Sepsis is described as the body’s overactive response to infection that results in injury of its own tissues and organs, which can lead to septic shock, organ failure, and death. Sepsis leads to 6 million deaths globally each year. It is known that levels of a molecule called high-density lipoprotein cholesterol (HDL-C) are lowered during sepsis, and this decrease is associated with worse survival.
In this study involving 200 patients, Dr. Liam Brunham and his team discovered that the cholesteryl ester transfer protein (CETP) gene plays a key role in the drop in HDL-C levels in sepsis. Excitingly, there are already drugs designed against CETP for treating cardiovascular disease.
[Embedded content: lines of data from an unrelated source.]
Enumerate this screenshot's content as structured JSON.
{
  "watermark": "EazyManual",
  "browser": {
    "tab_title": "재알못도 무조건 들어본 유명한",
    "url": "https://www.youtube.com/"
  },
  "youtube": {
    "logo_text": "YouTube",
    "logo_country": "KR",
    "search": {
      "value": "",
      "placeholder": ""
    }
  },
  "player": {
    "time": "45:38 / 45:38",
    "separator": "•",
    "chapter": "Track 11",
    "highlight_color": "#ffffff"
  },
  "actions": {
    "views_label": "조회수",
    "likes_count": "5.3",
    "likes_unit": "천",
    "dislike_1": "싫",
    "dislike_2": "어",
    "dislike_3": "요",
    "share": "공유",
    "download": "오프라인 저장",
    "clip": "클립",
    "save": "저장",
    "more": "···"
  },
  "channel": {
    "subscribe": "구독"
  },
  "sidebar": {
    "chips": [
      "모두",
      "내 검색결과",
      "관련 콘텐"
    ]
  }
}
Although these drugs did not have significant benefits for cardiovascular disease, further research will show if these drugs can be repurposed to improve survival rates for sepsis patients.